The recently revised national planning policy has recognised the need to support small home builder. Planning Policy Wales (edition 10) recognises the vital role that planning has to play in facilitating developments by small home builders, paragraph 4.2.13 states “To assist in broadening the housing delivery options and enable the provision of housing by RSLs, SMEs and the custom and self-build sector, planning authorities should set a locally determined target for the delivery of housing on small sites. To facilitate this, planning authorities should maintain a register of suitable sites, which fall below the threshold for allocation in their development plan. Planning authorities should also work with developers to encourage the sub-division of large sites where this could help to speed up the delivery of homes. … When promoting self-build and custom build development, planning authorities must consider all relevant policy options including the use of Local Development Orders (LDOs) and site specific design codes to simplify the planning process and enable housing development to be brought forward more quickly”.

The need to provide a range of different sized sites with different characteristics is recognised within planning.  The market for small retirement homes close to facilities, larger family homes with gardens, small clusters of homes in villages etc will all potentially attract different builders, often small scale and local housing providers.  While small firms working on infill / rural exception sites etc can make a good impact on delivering sites.

The skill set around understanding viability within LPAs and other stakeholders could be improved, but this requires open dialogue and partnership working between all stakeholders.  Many LPAs already proactively engage with SMEs, running initiatives such as Builders Breakfasts and most have useful Supplementary Planning Guidance, for example Rhondda Cynon Taf. The register of small sites required by national planning policy will prove an additional useful resource in identifying potential smaller sites for SMEs and opening dialogue between parties.

Given that Local Development Plans (LDPs) are prepared at the scale of the LPA, it is inevitable that they will have more of a focus, although not exclusively, on larger scale developments to meet housing targets.
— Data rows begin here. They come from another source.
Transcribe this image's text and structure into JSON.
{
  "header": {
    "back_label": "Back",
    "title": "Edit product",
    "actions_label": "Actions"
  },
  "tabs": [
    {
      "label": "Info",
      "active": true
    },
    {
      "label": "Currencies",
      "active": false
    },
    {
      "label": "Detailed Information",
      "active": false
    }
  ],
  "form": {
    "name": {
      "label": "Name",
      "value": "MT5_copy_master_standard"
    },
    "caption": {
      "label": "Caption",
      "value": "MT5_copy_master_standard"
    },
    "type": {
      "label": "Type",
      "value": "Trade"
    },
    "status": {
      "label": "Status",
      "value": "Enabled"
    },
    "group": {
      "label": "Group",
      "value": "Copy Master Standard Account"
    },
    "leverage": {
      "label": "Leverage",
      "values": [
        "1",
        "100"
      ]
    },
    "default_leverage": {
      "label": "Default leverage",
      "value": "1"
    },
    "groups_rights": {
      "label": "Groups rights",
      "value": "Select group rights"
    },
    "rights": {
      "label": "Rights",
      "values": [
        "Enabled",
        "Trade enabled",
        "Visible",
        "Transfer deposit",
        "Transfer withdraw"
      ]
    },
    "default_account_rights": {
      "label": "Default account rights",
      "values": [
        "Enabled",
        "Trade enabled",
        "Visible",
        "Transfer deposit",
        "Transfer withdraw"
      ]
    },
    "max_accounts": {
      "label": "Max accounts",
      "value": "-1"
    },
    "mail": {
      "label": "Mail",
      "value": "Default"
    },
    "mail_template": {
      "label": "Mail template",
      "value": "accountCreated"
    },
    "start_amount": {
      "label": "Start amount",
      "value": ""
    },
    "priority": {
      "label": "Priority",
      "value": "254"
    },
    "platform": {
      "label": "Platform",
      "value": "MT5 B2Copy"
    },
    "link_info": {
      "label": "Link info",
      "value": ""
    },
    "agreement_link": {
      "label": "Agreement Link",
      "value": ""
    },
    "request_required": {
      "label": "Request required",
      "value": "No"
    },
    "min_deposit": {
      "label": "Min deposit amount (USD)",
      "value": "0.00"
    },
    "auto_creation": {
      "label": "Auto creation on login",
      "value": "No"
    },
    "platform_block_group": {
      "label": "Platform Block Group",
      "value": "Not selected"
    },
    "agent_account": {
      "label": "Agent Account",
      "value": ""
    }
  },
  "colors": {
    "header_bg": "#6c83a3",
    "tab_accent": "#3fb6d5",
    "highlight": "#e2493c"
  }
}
Place Plans, however, at the scale of the smaller settlement, may be a more suitable medium for bring smaller sites forward, and while there is progress in their preparation, it remains patchy. Place Plans could facilitate more opportunities for smaller builders, although this activity would need to be resourced appropriately by LPAs.

There is no doubt that for some smaller builders negotiating their way through the planning system could be a challenge, as they are unlikely to have access to the kind of specialist support that larger house builders are able to rely on.  However, as set out in national planning policy (PPW quoted above) and reflected in local initiatives, this is recognised by the planning community.  In addition to what is already available, the provision of some kind of planning advisory service for smaller builders, might represent a key step in giving smaller builders the confidence to bring schemes forward. 

RTPI Cymru have long argued for adequate resources, for planning to be able to deliver.  In particular we have called for moves to allow LPAs to achieve full cost recovery from development management services to enhance planning service delivery.  By ring fencing income from planning fees, planning services could be more effectively resourced to develop planning services and provide support.